“This Court’s intervention today is not only extraordinary but also unnecessary,” the dissenters said.
SCOTUS Uneven On Redistricting This Year
Wednesday’s order comes after an uneven record from the nation’s highest court on redistricting cases this year.
In February, the U.S. Supreme Court halted a lower federal court’s ruling that Alabama’s congressional maps were racially discriminatory and needed to be withdrawn — again via the “shadow docket.” Justice Brett Kavanaugh wrote at the time that “late judicial tinkering with election laws can lead to disruption and to unanticipated and unfair consequences for candidates, political parties, and voters, among others.”
Perhaps smelling blood in the water, Republicans in Pennsylvania and North Carolina brought their own redistricting gripes to the high Court, hoping that they could win there where they had lost with their state Supreme Courts. But the U.S. Supreme Court denied both requests.
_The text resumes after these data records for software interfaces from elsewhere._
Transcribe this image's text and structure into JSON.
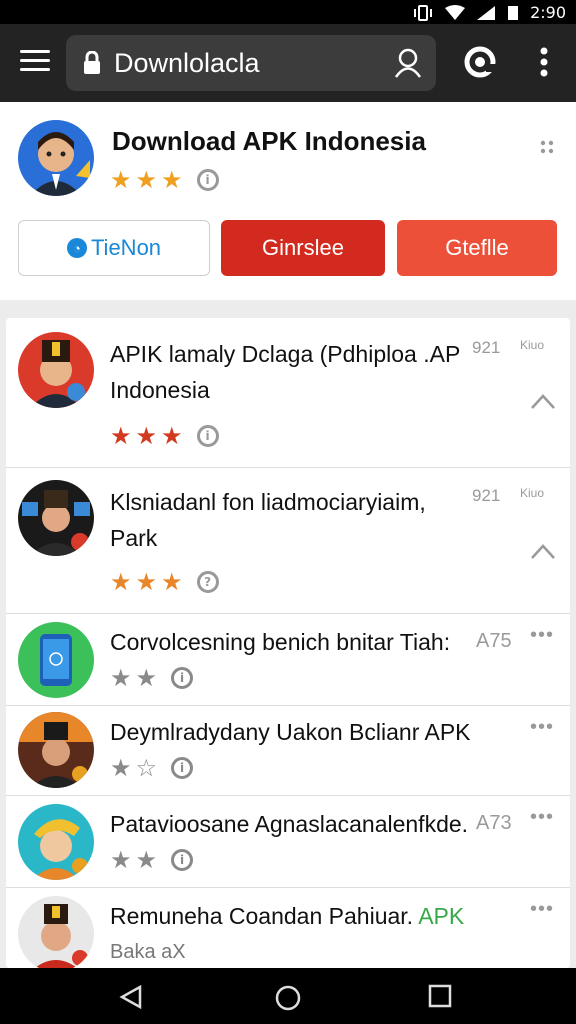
{
  "status_bar": {
    "time": "2:90"
  },
  "toolbar": {
    "url_text": "Downlolacla"
  },
  "header": {
    "app_title": "Download APK Indonesia",
    "rating_stars": 3,
    "buttons": [
      {
        "label": "TieNon",
        "icon": "circle-icon"
      },
      {
        "label": "Ginrslee"
      },
      {
        "label": "Gteflle"
      }
    ]
  },
  "list_items": [
    {
      "title_line1": "APIK lamaly Dclaga (Pdhiploa .AP",
      "title_line2": "Indonesia",
      "meta": "921",
      "meta2": "Kiuo",
      "stars": 3,
      "star_color": "#d23a20"
    },
    {
      "title_line1": "Klsniadanl fon liadmociaryiaim,",
      "title_line2": "Park",
      "meta": "921",
      "meta2": "Kiuo",
      "stars": 3,
      "star_color": "#e8862a"
    },
    {
      "title": "Corvolcesning benich bnitar Tiah:",
      "meta": "A75",
      "stars": 2
    },
    {
      "title": "Deymlradydany Uakon Bclianr APK",
      "stars": 2
    },
    {
      "title": "Patavioosane Agnaslacanalenfkde.",
      "meta": "A73",
      "stars": 2
    },
    {
      "title": "Remuneha Coandan Pahiuar.",
      "title_highlight": "APK",
      "subtitle": "Baka aX"
    }
  ],
  "colors": {
    "star_gold": "#f0a020",
    "star_gray": "#8a8a8a",
    "accent_red": "#d22a1e",
    "accent_red2": "#ec5038",
    "link_blue": "#1a88d8",
    "apk_green": "#3aa84a"
  }
}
On Wednesday as well, the high Court also denied a request to intervene in the fight over U.S. congressional maps in Wisconsin — rather than state legislative maps, the subject of the Court’s shadow docket order — brought by the state’s Republican members of Congress.
“So, to sum up: the Court used a case in an emergency procedural posture to reach out and decide an issue that could have waited for full briefing and argument either in a lower court in a challenge to the maps or if the Supreme Court had set the case for argument,” the election law scholar Rick Hasen wrote.
“It decided these issues in ways hostile to minority voting rights without giving a full opportunity for airing out the issues and pointing out how this will further hurt voters of color. It continues to chip away at the Voting Rights Act without acknowledging that it is killing off the last major protection for minority voters from discriminatory districting plans.”
Sen. Amy Klobuchar (D-MN), speaking during Judge Ketanji Brown Jackson’s Supreme Court confirmation hearing Wednesday, said the Court’s increasing practice of using the shadow docket to decide important cases, including those addressing voting rights, was “incredibly troubling.”